The supposed purpose of incarceration in prison is to:
  • Serve as a deterrent to the general populace
  • Serve as a personal deterrent to individuals already in prison who might otherwise commit future crimes
  • Punish the guilty (retribution or vengeance for the crime victim)
  • Rehabilitate the criminal
  • Protect the rest of the population (all of whom are without doubt angelic law abiding citizens) from the criminals
So far, incarceration is not what I'd call an overwhelming success. The threat of going to prison probably deters the an otherwise law abiding citizen from doing something foolish, such as growing a cash crop in the basement and using the proceeds to pay for Junior's college, but that is about as far as I think it goes. I offer the number of people in prison as evidence that the threat of going to prison isn't an effective deterrent. As for a personal deterrent, check the rate of recidivism (about 60%) then try selling me a bridge I don't own. The rehabilitation angle isn't working too well either. That leaves punishment which works real well, and if you don't believe me go and get locked up for a day or two. U.S. prisons are real hell holes, which makes me wonder about the recidivism rate again. Why return to a dangerous, repulsive environment? The protection aspect is effective  – the criminal can't commit crimes against the rest of the population if he's in prison.

End of Part 1


Stephanie Lorée said...

Why return to a dangerous, repulsive environment?

It provides a warm place to lay one's head and 3 squares a day. Even if the bed is uncomfortable and the meals awful, it's sometimes better than the un-homes these people come from. For non-violent offenders, there's even the possibility of work and education. Additionally, most repeat offenders simply don't have (or can't find) a way out of their criminal life cycle, and prison does little to help them discover an alternative path from dealing and stealing. And they are either unable or unwilling to take the steps on their own.

While I oppose the death penalty, there is little else in your piece I disagree with. Our CJ system is backwards, the system clogged with indigent dope smokers while killers with cash walk free. I wouldn't want to be caught up in it. Fortunately, I'm a 20-something white female. If a man ever beat me, you better believe I'd don my translucent electric blue negligee and robe and put a couple holes in him.

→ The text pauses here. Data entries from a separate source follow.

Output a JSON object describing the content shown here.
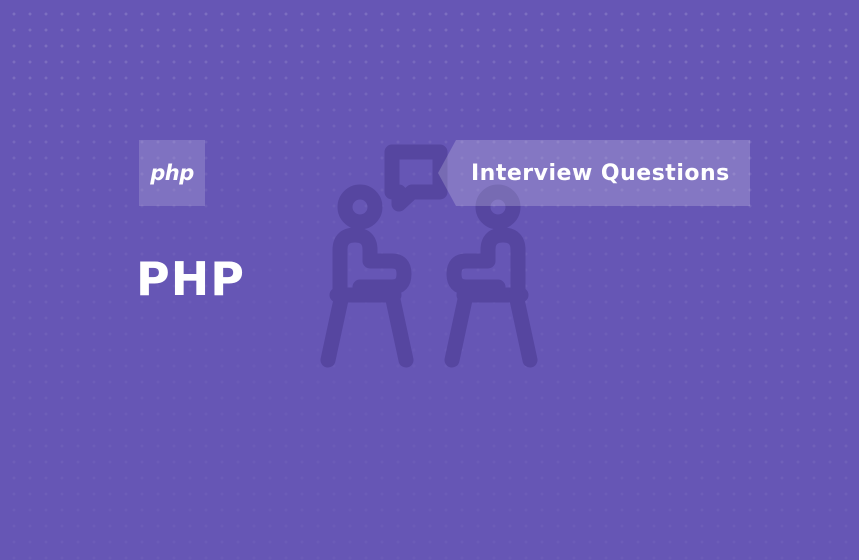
{
  "logo": {
    "text": "php"
  },
  "title": "PHP",
  "tag": {
    "label": "Interview Questions"
  },
  "colors": {
    "background": "#6656b5",
    "text": "#ffffff",
    "icon": "#5646a0"
  },
  "icons": {
    "decorative": "interview-people-icon"
  }
}
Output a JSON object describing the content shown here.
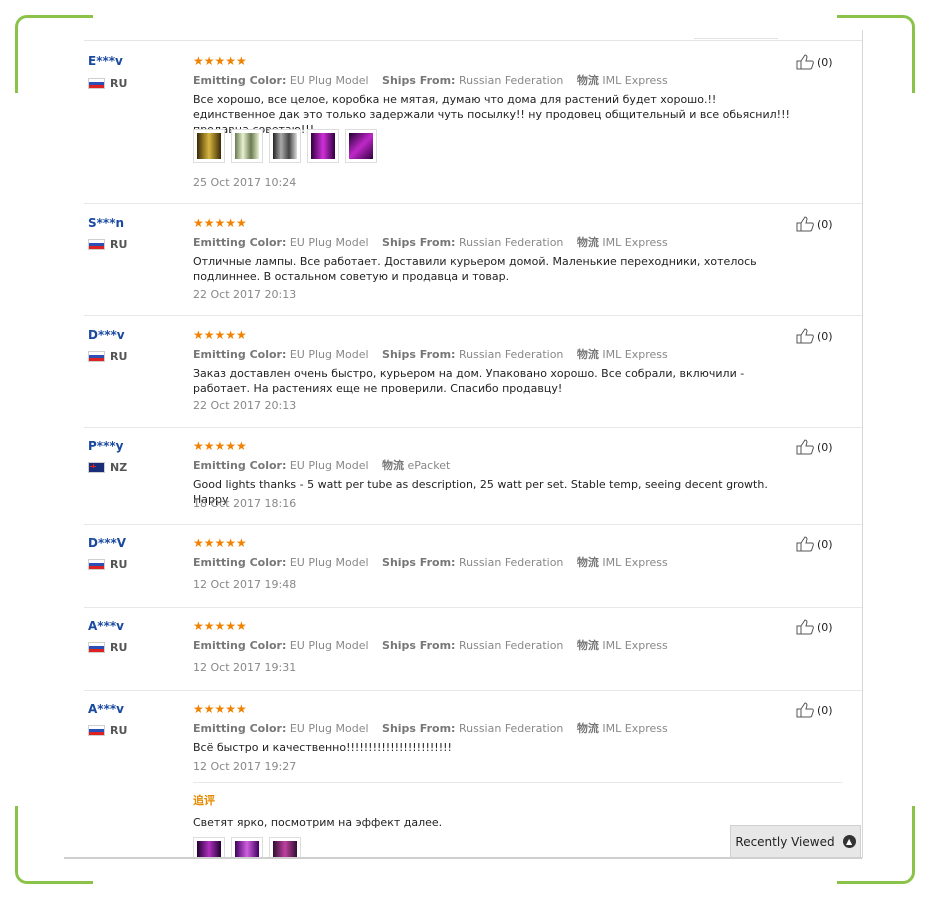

Great opinion post. I'm looking forward to the next part.

Beat And Release said...

Not sure how things are in the rest of the country, but I have noticed a lot more jury nullification occurring in my circuit courts. This nullification tends to fall along racial lines. If your defendant is black and there is a black on the jury, be prepared for a hung jury. I have seen this occur even in murder cases where the suspect provided a detailed confession.

Another problem is the fact that motor-voter has terminally contaminated jury pools with convicted criminals.

Mad Jack said...

Stephanie: You're right about 'three hots and a cot'. Main Lady has encountered that many times in her line of work (psychology) when the homeless shelters are full and the weather is bad.

Beat And Release: Good points, and I'm glad you brought them up. I doubt we'll ever know the full extent of jury nullification, as I don't believe the DOJ would ever publish those results. I was unaware that it ever happened more than once in a very great while.

I hadn't thought about the motor voter issue and convicted criminals serving on juries. I guess I sort of assumed that the court did a background check on everyone who served on a jury. Foolish me, huh?

Thanks to both of you for your comments.

Beat And Release said...

When I was a general investigator (everything from vandalism to murder)I would routinely arrive at the courtroom on the first day of trial because the case detective sat at the prosecution table. Prior to the judge stepping in I would be handed a list of potential jurors and be asked to scan it for familiar names. The prosecutors would have a few criminal histories on the table because they had conducted NCIC checks on all the potential jurors. This rarely happens anymore because there are so many convicted criminals in the jury pool now that anyone with a driver's license is included.